### Records shown
-- Opening Marker --
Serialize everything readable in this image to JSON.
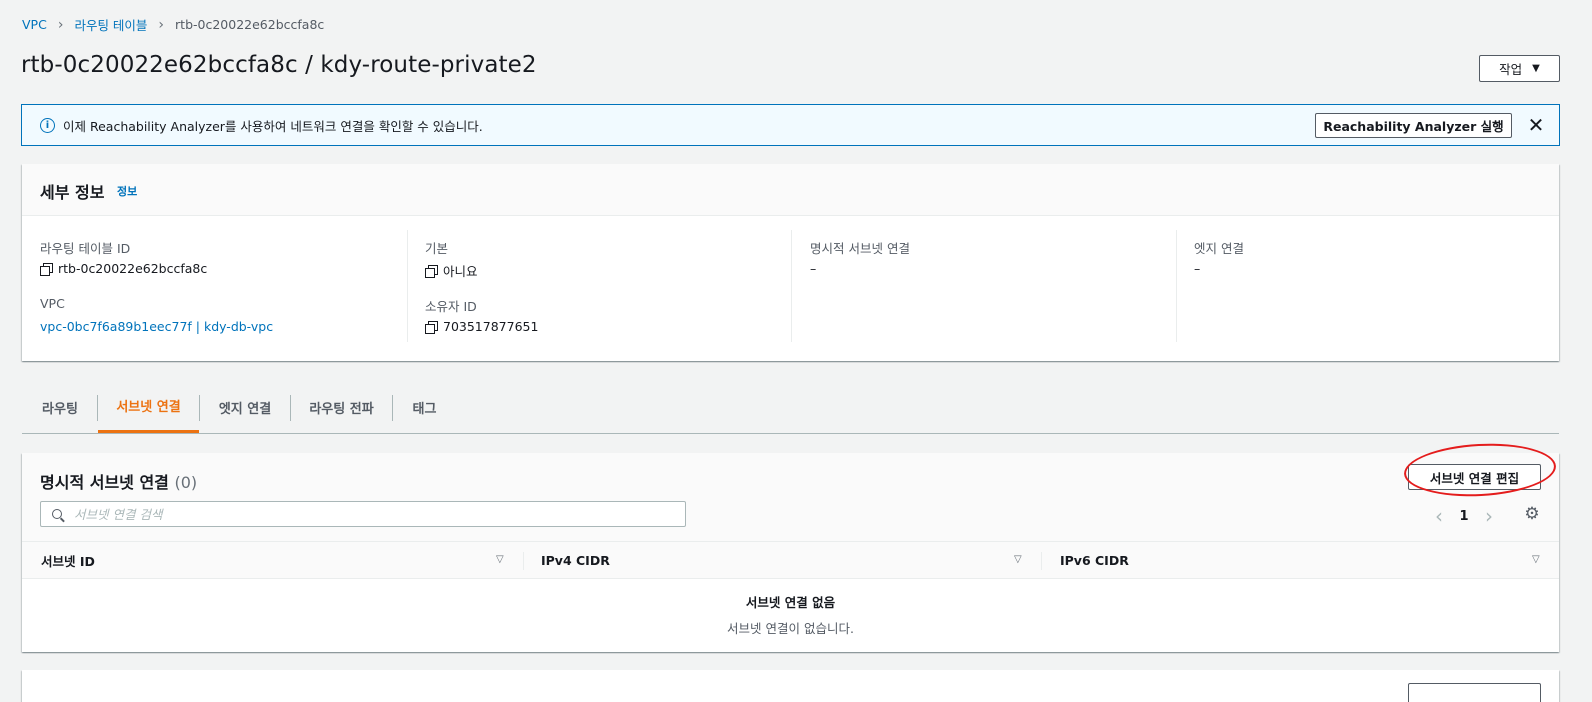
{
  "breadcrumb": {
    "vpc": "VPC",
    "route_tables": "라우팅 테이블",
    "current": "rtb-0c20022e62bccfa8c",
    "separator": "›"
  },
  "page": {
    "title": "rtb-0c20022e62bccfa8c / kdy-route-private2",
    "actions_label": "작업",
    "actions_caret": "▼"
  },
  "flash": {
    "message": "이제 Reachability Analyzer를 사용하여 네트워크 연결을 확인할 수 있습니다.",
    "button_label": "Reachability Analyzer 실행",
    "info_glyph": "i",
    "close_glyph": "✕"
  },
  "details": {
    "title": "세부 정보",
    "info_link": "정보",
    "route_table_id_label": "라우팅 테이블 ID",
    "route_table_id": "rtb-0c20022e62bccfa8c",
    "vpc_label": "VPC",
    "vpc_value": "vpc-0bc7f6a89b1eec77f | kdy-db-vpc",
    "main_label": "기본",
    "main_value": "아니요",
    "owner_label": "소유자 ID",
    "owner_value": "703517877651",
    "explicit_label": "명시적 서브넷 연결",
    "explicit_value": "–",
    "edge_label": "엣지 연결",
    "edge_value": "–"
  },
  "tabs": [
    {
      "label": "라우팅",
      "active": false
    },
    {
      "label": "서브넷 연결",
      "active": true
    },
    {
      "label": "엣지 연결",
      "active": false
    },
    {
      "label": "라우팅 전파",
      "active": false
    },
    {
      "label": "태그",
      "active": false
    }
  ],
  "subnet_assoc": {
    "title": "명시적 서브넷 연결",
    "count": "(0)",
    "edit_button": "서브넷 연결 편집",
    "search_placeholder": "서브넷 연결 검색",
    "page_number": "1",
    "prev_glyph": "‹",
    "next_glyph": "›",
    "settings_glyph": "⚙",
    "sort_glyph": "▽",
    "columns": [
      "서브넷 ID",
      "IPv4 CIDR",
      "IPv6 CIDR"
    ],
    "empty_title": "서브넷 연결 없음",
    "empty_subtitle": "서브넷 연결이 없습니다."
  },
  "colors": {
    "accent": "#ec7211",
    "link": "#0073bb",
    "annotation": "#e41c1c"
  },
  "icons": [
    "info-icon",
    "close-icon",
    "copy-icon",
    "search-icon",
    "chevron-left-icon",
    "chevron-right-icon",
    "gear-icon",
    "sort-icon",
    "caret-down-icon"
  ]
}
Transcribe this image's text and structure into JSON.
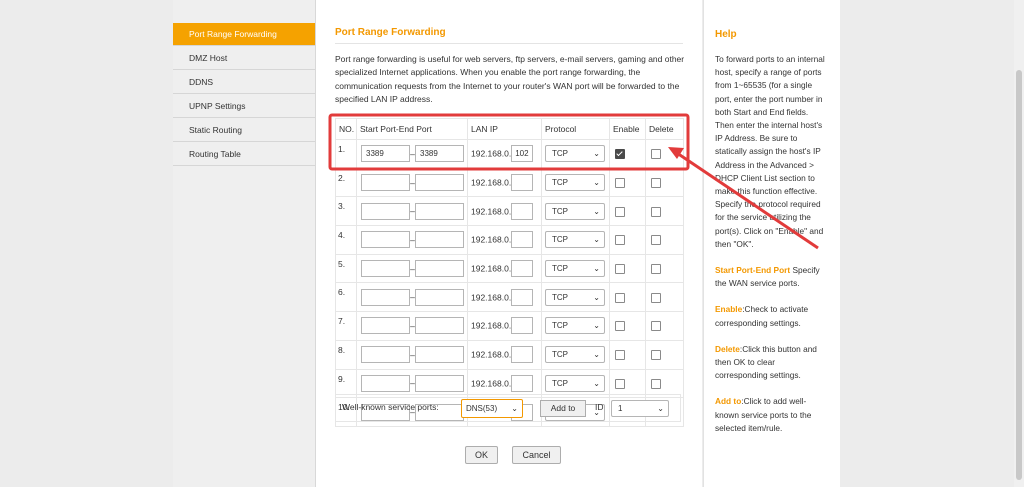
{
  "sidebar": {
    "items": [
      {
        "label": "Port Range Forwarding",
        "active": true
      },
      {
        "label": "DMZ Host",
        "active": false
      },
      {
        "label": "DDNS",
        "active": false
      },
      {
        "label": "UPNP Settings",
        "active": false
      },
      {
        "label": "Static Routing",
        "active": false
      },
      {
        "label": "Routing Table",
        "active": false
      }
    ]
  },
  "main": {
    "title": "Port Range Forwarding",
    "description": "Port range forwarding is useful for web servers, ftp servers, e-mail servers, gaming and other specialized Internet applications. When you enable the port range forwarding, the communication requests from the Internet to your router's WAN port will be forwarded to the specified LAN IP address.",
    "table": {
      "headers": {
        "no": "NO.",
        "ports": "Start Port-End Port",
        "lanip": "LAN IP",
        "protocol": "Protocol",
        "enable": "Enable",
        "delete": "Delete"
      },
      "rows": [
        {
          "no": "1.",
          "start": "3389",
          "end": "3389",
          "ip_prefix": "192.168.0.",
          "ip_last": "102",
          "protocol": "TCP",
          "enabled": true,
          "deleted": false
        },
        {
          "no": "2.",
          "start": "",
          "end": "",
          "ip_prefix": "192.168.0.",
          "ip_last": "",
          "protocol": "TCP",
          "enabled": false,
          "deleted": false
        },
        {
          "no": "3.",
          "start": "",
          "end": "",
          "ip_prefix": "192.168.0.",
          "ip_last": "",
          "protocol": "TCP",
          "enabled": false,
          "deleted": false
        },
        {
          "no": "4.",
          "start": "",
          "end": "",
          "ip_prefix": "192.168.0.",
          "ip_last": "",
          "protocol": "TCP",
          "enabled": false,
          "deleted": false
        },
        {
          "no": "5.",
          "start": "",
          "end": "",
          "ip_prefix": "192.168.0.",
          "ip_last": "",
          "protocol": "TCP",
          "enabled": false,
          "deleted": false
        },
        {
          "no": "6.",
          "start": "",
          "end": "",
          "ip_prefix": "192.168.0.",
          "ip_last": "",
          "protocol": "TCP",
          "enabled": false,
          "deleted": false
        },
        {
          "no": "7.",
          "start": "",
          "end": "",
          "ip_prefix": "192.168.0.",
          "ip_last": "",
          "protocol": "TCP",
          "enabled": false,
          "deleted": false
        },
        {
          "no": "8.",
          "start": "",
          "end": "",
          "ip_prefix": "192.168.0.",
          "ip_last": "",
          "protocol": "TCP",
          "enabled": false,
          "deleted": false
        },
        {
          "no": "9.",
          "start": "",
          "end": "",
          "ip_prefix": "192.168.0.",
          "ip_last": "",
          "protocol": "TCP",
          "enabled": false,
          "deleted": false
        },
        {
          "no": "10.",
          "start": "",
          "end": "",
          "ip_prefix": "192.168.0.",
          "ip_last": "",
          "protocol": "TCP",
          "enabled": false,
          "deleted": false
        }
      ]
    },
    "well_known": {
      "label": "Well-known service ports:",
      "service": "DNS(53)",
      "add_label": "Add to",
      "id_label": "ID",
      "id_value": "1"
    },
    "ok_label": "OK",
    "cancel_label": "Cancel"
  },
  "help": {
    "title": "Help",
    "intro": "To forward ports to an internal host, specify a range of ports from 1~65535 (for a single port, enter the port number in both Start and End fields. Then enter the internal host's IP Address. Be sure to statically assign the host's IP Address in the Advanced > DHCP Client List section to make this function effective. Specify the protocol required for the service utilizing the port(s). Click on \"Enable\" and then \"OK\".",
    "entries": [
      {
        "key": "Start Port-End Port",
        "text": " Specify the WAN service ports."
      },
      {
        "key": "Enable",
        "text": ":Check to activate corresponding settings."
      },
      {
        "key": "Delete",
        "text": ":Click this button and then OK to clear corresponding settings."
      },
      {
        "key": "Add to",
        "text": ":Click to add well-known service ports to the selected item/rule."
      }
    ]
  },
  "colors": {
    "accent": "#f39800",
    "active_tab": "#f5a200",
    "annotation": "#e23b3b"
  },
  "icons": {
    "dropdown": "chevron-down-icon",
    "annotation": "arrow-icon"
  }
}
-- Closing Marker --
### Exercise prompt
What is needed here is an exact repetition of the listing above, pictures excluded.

### Output of the task
Serialize everything readable in this image to JSON.
{
  "breadcrumb": {
    "vpc": "VPC",
    "route_tables": "라우팅 테이블",
    "current": "rtb-0c20022e62bccfa8c",
    "separator": "›"
  },
  "page": {
    "title": "rtb-0c20022e62bccfa8c / kdy-route-private2",
    "actions_label": "작업",
    "actions_caret": "▼"
  },
  "flash": {
    "message": "이제 Reachability Analyzer를 사용하여 네트워크 연결을 확인할 수 있습니다.",
    "button_label": "Reachability Analyzer 실행",
    "info_glyph": "i",
    "close_glyph": "✕"
  },
  "details": {
    "title": "세부 정보",
    "info_link": "정보",
    "route_table_id_label": "라우팅 테이블 ID",
    "route_table_id": "rtb-0c20022e62bccfa8c",
    "vpc_label": "VPC",
    "vpc_value": "vpc-0bc7f6a89b1eec77f | kdy-db-vpc",
    "main_label": "기본",
    "main_value": "아니요",
    "owner_label": "소유자 ID",
    "owner_value": "703517877651",
    "explicit_label": "명시적 서브넷 연결",
    "explicit_value": "–",
    "edge_label": "엣지 연결",
    "edge_value": "–"
  },
  "tabs": [
    {
      "label": "라우팅",
      "active": false
    },
    {
      "label": "서브넷 연결",
      "active": true
    },
    {
      "label": "엣지 연결",
      "active": false
    },
    {
      "label": "라우팅 전파",
      "active": false
    },
    {
      "label": "태그",
      "active": false
    }
  ],
  "subnet_assoc": {
    "title": "명시적 서브넷 연결",
    "count": "(0)",
    "edit_button": "서브넷 연결 편집",
    "search_placeholder": "서브넷 연결 검색",
    "page_number": "1",
    "prev_glyph": "‹",
    "next_glyph": "›",
    "settings_glyph": "⚙",
    "sort_glyph": "▽",
    "columns": [
      "서브넷 ID",
      "IPv4 CIDR",
      "IPv6 CIDR"
    ],
    "empty_title": "서브넷 연결 없음",
    "empty_subtitle": "서브넷 연결이 없습니다."
  },
  "colors": {
    "accent": "#ec7211",
    "link": "#0073bb",
    "annotation": "#e41c1c"
  },
  "icons": [
    "info-icon",
    "close-icon",
    "copy-icon",
    "search-icon",
    "chevron-left-icon",
    "chevron-right-icon",
    "gear-icon",
    "sort-icon",
    "caret-down-icon"
  ]
}
Transcribe this image's text and structure into JSON.
{
  "sidebar": {
    "items": [
      {
        "label": "Port Range Forwarding",
        "active": true
      },
      {
        "label": "DMZ Host",
        "active": false
      },
      {
        "label": "DDNS",
        "active": false
      },
      {
        "label": "UPNP Settings",
        "active": false
      },
      {
        "label": "Static Routing",
        "active": false
      },
      {
        "label": "Routing Table",
        "active": false
      }
    ]
  },
  "main": {
    "title": "Port Range Forwarding",
    "description": "Port range forwarding is useful for web servers, ftp servers, e-mail servers, gaming and other specialized Internet applications. When you enable the port range forwarding, the communication requests from the Internet to your router's WAN port will be forwarded to the specified LAN IP address.",
    "table": {
      "headers": {
        "no": "NO.",
        "ports": "Start Port-End Port",
        "lanip": "LAN IP",
        "protocol": "Protocol",
        "enable": "Enable",
        "delete": "Delete"
      },
      "rows": [
        {
          "no": "1.",
          "start": "3389",
          "end": "3389",
          "ip_prefix": "192.168.0.",
          "ip_last": "102",
          "protocol": "TCP",
          "enabled": true,
          "deleted": false
        },
        {
          "no": "2.",
          "start": "",
          "end": "",
          "ip_prefix": "192.168.0.",
          "ip_last": "",
          "protocol": "TCP",
          "enabled": false,
          "deleted": false
        },
        {
          "no": "3.",
          "start": "",
          "end": "",
          "ip_prefix": "192.168.0.",
          "ip_last": "",
          "protocol": "TCP",
          "enabled": false,
          "deleted": false
        },
        {
          "no": "4.",
          "start": "",
          "end": "",
          "ip_prefix": "192.168.0.",
          "ip_last": "",
          "protocol": "TCP",
          "enabled": false,
          "deleted": false
        },
        {
          "no": "5.",
          "start": "",
          "end": "",
          "ip_prefix": "192.168.0.",
          "ip_last": "",
          "protocol": "TCP",
          "enabled": false,
          "deleted": false
        },
        {
          "no": "6.",
          "start": "",
          "end": "",
          "ip_prefix": "192.168.0.",
          "ip_last": "",
          "protocol": "TCP",
          "enabled": false,
          "deleted": false
        },
        {
          "no": "7.",
          "start": "",
          "end": "",
          "ip_prefix": "192.168.0.",
          "ip_last": "",
          "protocol": "TCP",
          "enabled": false,
          "deleted": false
        },
        {
          "no": "8.",
          "start": "",
          "end": "",
          "ip_prefix": "192.168.0.",
          "ip_last": "",
          "protocol": "TCP",
          "enabled": false,
          "deleted": false
        },
        {
          "no": "9.",
          "start": "",
          "end": "",
          "ip_prefix": "192.168.0.",
          "ip_last": "",
          "protocol": "TCP",
          "enabled": false,
          "deleted": false
        },
        {
          "no": "10.",
          "start": "",
          "end": "",
          "ip_prefix": "192.168.0.",
          "ip_last": "",
          "protocol": "TCP",
          "enabled": false,
          "deleted": false
        }
      ]
    },
    "well_known": {
      "label": "Well-known service ports:",
      "service": "DNS(53)",
      "add_label": "Add to",
      "id_label": "ID",
      "id_value": "1"
    },
    "ok_label": "OK",
    "cancel_label": "Cancel"
  },
  "help": {
    "title": "Help",
    "intro": "To forward ports to an internal host, specify a range of ports from 1~65535 (for a single port, enter the port number in both Start and End fields. Then enter the internal host's IP Address. Be sure to statically assign the host's IP Address in the Advanced > DHCP Client List section to make this function effective. Specify the protocol required for the service utilizing the port(s). Click on \"Enable\" and then \"OK\".",
    "entries": [
      {
        "key": "Start Port-End Port",
        "text": " Specify the WAN service ports."
      },
      {
        "key": "Enable",
        "text": ":Check to activate corresponding settings."
      },
      {
        "key": "Delete",
        "text": ":Click this button and then OK to clear corresponding settings."
      },
      {
        "key": "Add to",
        "text": ":Click to add well-known service ports to the selected item/rule."
      }
    ]
  },
  "colors": {
    "accent": "#f39800",
    "active_tab": "#f5a200",
    "annotation": "#e23b3b"
  },
  "icons": {
    "dropdown": "chevron-down-icon",
    "annotation": "arrow-icon"
  }
}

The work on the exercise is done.